That failure occurs, in large part, because one of those stories fits neatly into a narrative Americans find comforting, and the other does not. King’s civil rights story has a clear beginning — the Montgomery bus boycott — and an apparently triumphant ending — the Civil Rights Act of 1964 and the Voting Rights Act of 1965.
King’s dream of economic equality has been harder to achieve. Why? For one, he demanded that Americans restructure capitalism, both at home and abroad. But he also challenged a core part of the American Dream: the false assumption that those who work hard can move upward. King rejected the bootstrap myth, because he understood that many people, notably those of color, didn’t even have boots.
At the end of his life, King had embraced a full-throated condemnation of the American economic system that favored wealth and demeaned those caught in poverty. But there were glimpses of this critique in earlier moments. His “I Have a Dream” speech in Washington in 1963 laid out a broad economic struggle that black Americans had and would continue to face without adequate redress of civil and economic rights.
Delivering his famous speech at the March on Washington for Jobs and Freedom, King told audiences, “One hundred years later, the Negro lives on a lonely island of poverty in the midst of a vast ocean of material prosperity. . . . In a sense we’ve come to our nation’s capital to cash a check . . . that will give us upon demand the riches of freedom and the security of justice.” Justice in this sense was both protection from segregationists and access to that “vast ocean of material prosperity.”
But only the “dream” part of the speech persists in our national story. White Americans clung to King’s emphasis on the “content of character,” because the phrase appeared to argue for a colorblind society, deflecting attention from the racial injustice built into the American economic system.
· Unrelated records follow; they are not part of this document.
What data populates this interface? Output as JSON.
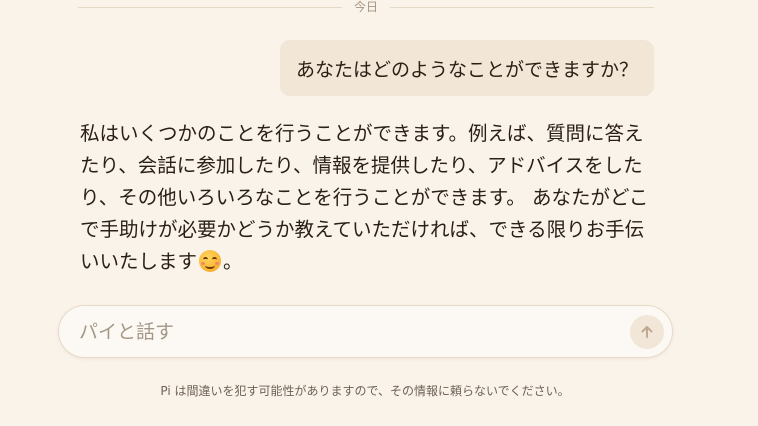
{
  "chat": {
    "date_divider": "今日",
    "user_message": "あなたはどのようなことができますか？",
    "ai_message": "私はいくつかのことを行うことができます。例えば、質問に答えたり、会話に参加したり、情報を提供したり、アドバイスをしたり、その他いろいろなことを行うことができます。 あなたがどこで手助けが必要かどうか教えていただければ、できる限りお手伝いいたします",
    "ai_message_end": "。",
    "emoji_icon": "smiling-face-emoji"
  },
  "composer": {
    "placeholder": "パイと話す",
    "value": "",
    "send_icon": "arrow-up-icon"
  },
  "footer": {
    "disclaimer": "Pi は間違いを犯す可能性がありますので、その情報に頼らないでください。"
  },
  "colors": {
    "background": "#faf3ea",
    "user_bubble": "#f2e6d6",
    "send_button": "#f2e6d8",
    "text": "#2b2016",
    "muted_text": "#a49786"
  }
}
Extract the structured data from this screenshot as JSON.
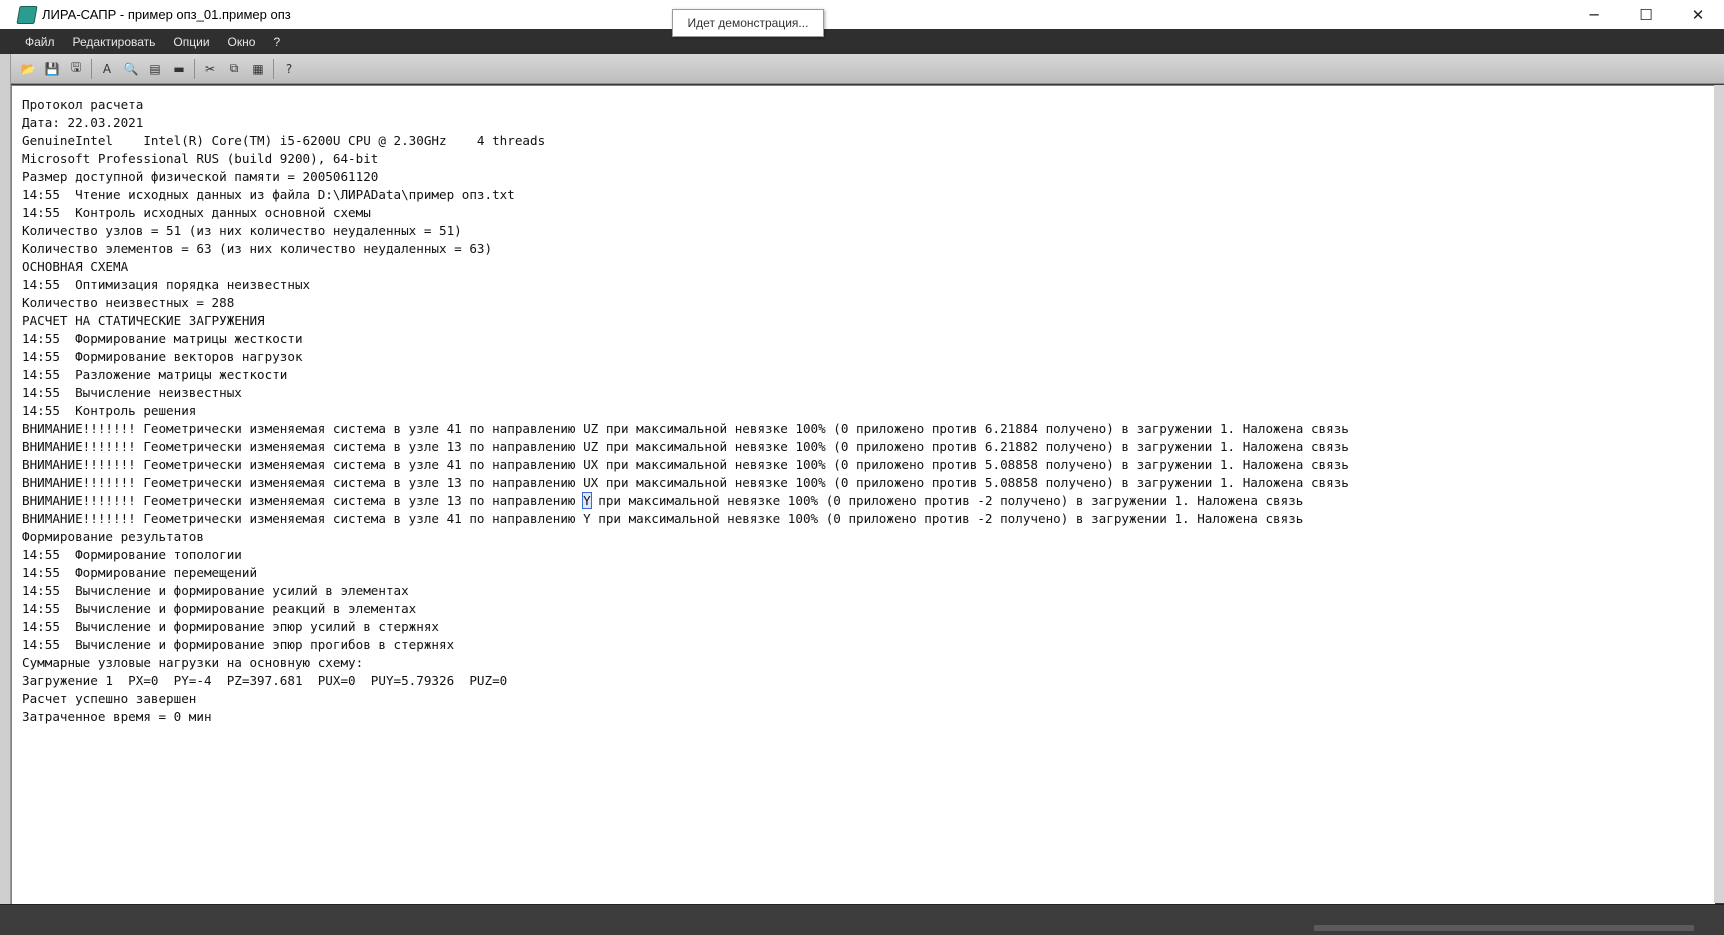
{
  "window": {
    "title": "ЛИРА-САПР - пример опз_01.пример опз",
    "minimize": "─",
    "maximize": "☐",
    "close": "✕"
  },
  "tooltip": "Идет демонстрация...",
  "menu": [
    "Файл",
    "Редактировать",
    "Опции",
    "Окно",
    "?"
  ],
  "toolbar": [
    {
      "name": "open-icon",
      "glyph": "📂"
    },
    {
      "name": "save-icon",
      "glyph": "💾"
    },
    {
      "name": "save-as-icon",
      "glyph": "🖫"
    },
    {
      "name": "font-icon",
      "glyph": "A"
    },
    {
      "name": "find-icon",
      "glyph": "🔍"
    },
    {
      "name": "print-preview-icon",
      "glyph": "▤"
    },
    {
      "name": "print-icon",
      "glyph": "▬"
    },
    {
      "name": "cut-icon",
      "glyph": "✂"
    },
    {
      "name": "copy-icon",
      "glyph": "⧉"
    },
    {
      "name": "paste-icon",
      "glyph": "▦"
    },
    {
      "name": "help-icon",
      "glyph": "?"
    }
  ],
  "log": {
    "before_cursor": "Протокол расчета\nДата: 22.03.2021\nGenuineIntel    Intel(R) Core(TM) i5-6200U CPU @ 2.30GHz    4 threads\nMicrosoft Professional RUS (build 9200), 64-bit\nРазмер доступной физической памяти = 2005061120\n14:55  Чтение исходных данных из файла D:\\ЛИРАData\\пример опз.txt\n14:55  Контроль исходных данных основной схемы\nКоличество узлов = 51 (из них количество неудаленных = 51)\nКоличество элементов = 63 (из них количество неудаленных = 63)\nОСНОВНАЯ СХЕМА\n14:55  Оптимизация порядка неизвестных\nКоличество неизвестных = 288\nРАСЧЕТ НА СТАТИЧЕСКИЕ ЗАГРУЖЕНИЯ\n14:55  Формирование матрицы жесткости\n14:55  Формирование векторов нагрузок\n14:55  Разложение матрицы жесткости\n14:55  Вычисление неизвестных\n14:55  Контроль решения\nВНИМАНИЕ!!!!!!! Геометрически изменяемая система в узле 41 по направлению UZ при максимальной невязке 100% (0 приложено против 6.21884 получено) в загружении 1. Наложена связь\nВНИМАНИЕ!!!!!!! Геометрически изменяемая система в узле 13 по направлению UZ при максимальной невязке 100% (0 приложено против 6.21882 получено) в загружении 1. Наложена связь\nВНИМАНИЕ!!!!!!! Геометрически изменяемая система в узле 41 по направлению UX при максимальной невязке 100% (0 приложено против 5.08858 получено) в загружении 1. Наложена связь\nВНИМАНИЕ!!!!!!! Геометрически изменяемая система в узле 13 по направлению UX при максимальной невязке 100% (0 приложено против 5.08858 получено) в загружении 1. Наложена связь\nВНИМАНИЕ!!!!!!! Геометрически изменяемая система в узле 13 по направлению ",
    "cursor_char": "Y",
    "after_cursor": " при максимальной невязке 100% (0 приложено против -2 получено) в загружении 1. Наложена связь\nВНИМАНИЕ!!!!!!! Геометрически изменяемая система в узле 41 по направлению Y при максимальной невязке 100% (0 приложено против -2 получено) в загружении 1. Наложена связь\nФормирование результатов\n14:55  Формирование топологии\n14:55  Формирование перемещений\n14:55  Вычисление и формирование усилий в элементах\n14:55  Вычисление и формирование реакций в элементах\n14:55  Вычисление и формирование эпюр усилий в стержнях\n14:55  Вычисление и формирование эпюр прогибов в стержнях\nСуммарные узловые нагрузки на основную схему:\nЗагружение 1  PX=0  PY=-4  PZ=397.681  PUX=0  PUY=5.79326  PUZ=0\nРасчет успешно завершен\nЗатраченное время = 0 мин"
  }
}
By not truly remembering the whole speech, we fail to comprehend the condemnation of the very system King was challenging. Without economic justice, walking in the front door of a store or eating at the counter was meaningless, because the poor couldn’t afford the goods.
Even at the great moments of triumph of the signing of the Civil Rights Act and the Voting Rights Act, King reiterated this economic message. During his 1965 sermon at Ebenezer Baptist Church, he boldly stated, “I still dream that one day all of God’s children will have food and clothing and material well-being for their bodies, culture and education for their minds, and freedom for their spirits.” His dream, he said, had turned into a nightmare, because capitalism continued to deprive Americans of spiritual wealth and genuine justice. But he still held out hope for the nation.
King believed that American capitalism would and should collapse on itself, so that a better economic system could arise in its place. He was not a Marxist, though, because he believed that the materialism in communism undermined that system, too. His “world house” would be built on something different from consumption. “Communism forgets that life is individual. Capitalism forgets life is social,” he said in a 1967 speech. An alternative system would have to tackle root issues, by first understanding that “the problem of racism, the problem of economic exploitation, and the problem of war are all tied together. These are the triple evils that are interrelated.”
For King, economic justice was at the core of his religion and his political activism. While his detractors, including members of the Johnson administration, thought his pursuit of economic justice was beyond his level of competence as a preacher, it was actually at the core of his being. King’s public ministry had begun to challenge American democracy and capitalism in ways that went beyond access to the ballot box and consumer goods. He also noted that the nation’s assertion of global dominance was an extension of business interests that benefited from military spending.
This is the radical King that many had come to know by the end of his career.
He was in Memphis to launch the Poor People’s Campaign, working in a concrete way with sanitation workers striking for better wages and working conditions. Memphis is a key part of King’s legacy precisely because it was not like civil rights marches in Montgomery and Birmingham. We remember the successes in Montgomery and later Birmingham because they focused more on the access to accommodations, giving us “good” actors and “bad” actors. Memphis, on the other hand, was about unions and pay and working conditions, highlighting the problems of capitalism that have yet to be resolved.
By skipping the period from 1964 to 1968, we allow ourselves to see King dying for civil rights. He was in Memphis for economic justice. Poor people all over the world had become his concern.
At his death, he had become radicalized, as theologian James Cone observed, but not in ways we typically talk about black activists. King’s radicalism centered on the capitalist structures that fed the false story of a nation of bootstrappers. Land grants to white American migrants and European immigrants in the Midwest and West were “undergirded” by land-grant colleges, county agents and low-interest-rate loans, he argued. “And to this day thousands of these very persons are receiving millions of dollars in federal subsidies every year not to farm. . . . It’s all right to tell a man to lift themselves by their own bootstraps, but it is a cruel jest to say to a bootless man that he ought to lift himself by his own bootstraps.”
If the United States were to live its true creed, which it had yet to do in King’s estimation, economic redistribution of wealth and refrained use of military force was the only way forward. By not remembering the entirety of his message, we have misunderstood his dream for the nation. His commitment to economic justice both at home and abroad should be his lasting legacy, because it is still the challenge we face today.